The story shows sex worker Queen attempting to escape her world with her pimp and lover, Fleetwood, a Vietnam veteran and drug addict. When he goes after a new recruit to the game and Queen falls prey to a brutal hustler, their chances of flight are seriously endangered.

However, for all the songs about dreams, nothing matches There’s Gotta Be Something Better Than This from Coleman’s Sweet Charity. The best numbers here are marginal to the main action. The ever-magnificent Sharon D Clarke at one point throatily informs us: “I’m getting too old for the oldest profession.” In Mr Greed, dance is used to remind us that gambling, like sex work, depends on gullible punters.
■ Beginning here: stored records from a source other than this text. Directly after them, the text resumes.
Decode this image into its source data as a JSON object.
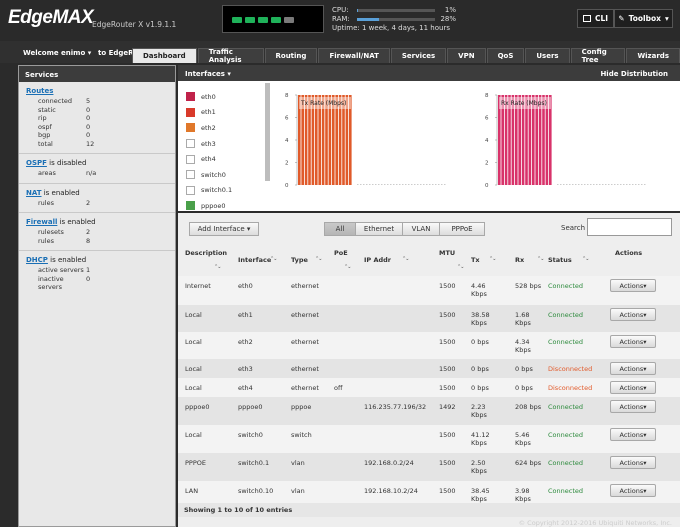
{
  "app": {
    "logo": "EdgeMAX",
    "model": "EdgeRouter X v1.9.1.1"
  },
  "ports": {
    "colors": [
      "#1fb25a",
      "#1fb25a",
      "#1fb25a",
      "#1fb25a",
      "#7a7a7a"
    ]
  },
  "stats": {
    "cpu_label": "CPU:",
    "cpu_val": "1%",
    "cpu": 0.01,
    "ram_label": "RAM:",
    "ram_val": "28%",
    "ram": 0.28,
    "uptime_label": "Uptime:",
    "uptime_val": "1 week, 4 days, 11 hours"
  },
  "toolbar": {
    "cli": "CLI",
    "toolbox": "Toolbox"
  },
  "nav": {
    "welcome": "Welcome enimo",
    "to": "to EdgeRo",
    "tabs": [
      "Dashboard",
      "Traffic Analysis",
      "Routing",
      "Firewall/NAT",
      "Services",
      "VPN",
      "QoS",
      "Users",
      "Config Tree",
      "Wizards"
    ],
    "active": 0
  },
  "services": {
    "title": "Services",
    "routes": {
      "head": "Routes",
      "items": [
        [
          "connected",
          "5"
        ],
        [
          "static",
          "0"
        ],
        [
          "rip",
          "0"
        ],
        [
          "ospf",
          "0"
        ],
        [
          "bgp",
          "0"
        ],
        [
          "total",
          "12"
        ]
      ]
    },
    "ospf": {
      "link": "OSPF",
      "text": " is disabled",
      "items": [
        [
          "areas",
          "n/a"
        ]
      ]
    },
    "nat": {
      "link": "NAT",
      "text": " is enabled",
      "items": [
        [
          "rules",
          "2"
        ]
      ]
    },
    "firewall": {
      "link": "Firewall",
      "text": " is enabled",
      "items": [
        [
          "rulesets",
          "2"
        ],
        [
          "rules",
          "8"
        ]
      ]
    },
    "dhcp": {
      "link": "DHCP",
      "text": " is enabled",
      "items": [
        [
          "active servers",
          "1"
        ],
        [
          "inactive servers",
          "0"
        ]
      ]
    }
  },
  "charts": {
    "interfaces": "Interfaces",
    "hide": "Hide Distribution",
    "tx_label": "Tx Rate (Mbps)",
    "rx_label": "Rx Rate (Mbps)",
    "ticks": [
      "8",
      "6",
      "4",
      "2",
      "0"
    ],
    "legend": [
      {
        "name": "eth0",
        "color": "#c0224a"
      },
      {
        "name": "eth1",
        "color": "#d93a2a"
      },
      {
        "name": "eth2",
        "color": "#e0782a"
      },
      {
        "name": "eth3",
        "color": "#ffffff"
      },
      {
        "name": "eth4",
        "color": "#ffffff"
      },
      {
        "name": "switch0",
        "color": "#ffffff"
      },
      {
        "name": "switch0.1",
        "color": "#ffffff"
      },
      {
        "name": "pppoe0",
        "color": "#4aa04a"
      }
    ],
    "tx_color": "#e05a2a",
    "rx_color": "#d8336a"
  },
  "chart_data": [
    {
      "type": "bar",
      "title": "Tx Rate (Mbps)",
      "ylim": [
        0,
        8
      ],
      "values": [
        8,
        8,
        8,
        8,
        8,
        8,
        8,
        8,
        8,
        8,
        8,
        8,
        8,
        8,
        8,
        8
      ]
    },
    {
      "type": "bar",
      "title": "Rx Rate (Mbps)",
      "ylim": [
        0,
        8
      ],
      "values": [
        8,
        8,
        8,
        8,
        8,
        8,
        8,
        8,
        8,
        8,
        8,
        8,
        8,
        8,
        8,
        8
      ]
    }
  ],
  "table": {
    "add": "Add Interface",
    "filters": [
      "All",
      "Ethernet",
      "VLAN",
      "PPPoE"
    ],
    "search": "Search",
    "cols": [
      "Description",
      "Interface",
      "Type",
      "PoE",
      "IP Addr",
      "MTU",
      "Tx",
      "Rx",
      "Status",
      "Actions"
    ],
    "rows": [
      [
        "Internet",
        "eth0",
        "ethernet",
        "",
        "",
        "1500",
        "4.46 Kbps",
        "528 bps",
        "Connected"
      ],
      [
        "Local",
        "eth1",
        "ethernet",
        "",
        "",
        "1500",
        "38.58 Kbps",
        "1.68 Kbps",
        "Connected"
      ],
      [
        "Local",
        "eth2",
        "ethernet",
        "",
        "",
        "1500",
        "0 bps",
        "4.34 Kbps",
        "Connected"
      ],
      [
        "Local",
        "eth3",
        "ethernet",
        "",
        "",
        "1500",
        "0 bps",
        "0 bps",
        "Disconnected"
      ],
      [
        "Local",
        "eth4",
        "ethernet",
        "off",
        "",
        "1500",
        "0 bps",
        "0 bps",
        "Disconnected"
      ],
      [
        "pppoe0",
        "pppoe0",
        "pppoe",
        "",
        "116.235.77.196/32",
        "1492",
        "2.23 Kbps",
        "208 bps",
        "Connected"
      ],
      [
        "Local",
        "switch0",
        "switch",
        "",
        "",
        "1500",
        "41.12 Kbps",
        "5.46 Kbps",
        "Connected"
      ],
      [
        "PPPOE",
        "switch0.1",
        "vlan",
        "",
        "192.168.0.2/24",
        "1500",
        "2.50 Kbps",
        "624 bps",
        "Connected"
      ],
      [
        "LAN",
        "switch0.10",
        "vlan",
        "",
        "192.168.10.2/24",
        "1500",
        "38.45 Kbps",
        "3.98 Kbps",
        "Connected"
      ]
    ],
    "actions": "Actions",
    "footer": "Showing 1 to 10 of 10 entries",
    "copyright": "© Copyright 2012-2016 Ubiquiti Networks, Inc."
  }
}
Michael Blakemore imaginatively re-creates a show he directed in New York and the performances are good. T’Shan Williams as the questing Queen, Cornell S John as a cool super-pimp and Jo Servi as a rhyming barman all impress. But the inherent exuberance of the musical form militates against Zola-esque realism and, for all its energy and verve, three hours is a long time to spend in this sleazy sub-world.


Author: Michael Billington

The Times

“Fantastic jazzy blues, with lashings of showbiz thrown in”

South London Press

“A riot of noise and colour”


A thrilling, defiant and heartfelt musical lament for New York in the 1980s.

The Life is an enthralling, compelling look at the old Times Square; a world that was home to innocents and opportunists, pimps and prostitutes, city sophisticates and midwestern dreamers. It’s a rollercoaster of excitement and emotion.

The story follows a group of New Yorkers who are just trying to survive in the city. Queen, a naive girl from Savannah, has been forced into prostitution to support the drug habit of her lover Fleetwood, a Vietnam vet. Meanwhile, Sonja’s market value as a hooker is diminishing. But then Mary, a mysterious innocent farm girl, shows up. And soon Memphis and Joio, the biggest players in town, are offering to help Queen out. Is there a lifeline out of the Square and away from this way of life?

The Life, described by the New York Times as “Broadway’s best kept secret”, features a rarely heard score by celebrated composer Cy Coleman (City of Angels, Sweet Charity, Barnum). It is based on an original idea by lyricist Ira Gasman, with a book by Coleman, Gasman and David Newman.

The original production of The Life, directed by Michael Blakemore, opened on April 26, 1997. It received 12 Tony nominations – of which it won two; and nine Drama Desk Awards – of which it won three, including Best Musical. Michael Blakemore returns to direct the work in London, for a strictly limited season from 25 March-29 April 2018. At the Southwark Playhouse, it stars stage legends Sharon D Clarke and Cornell S John.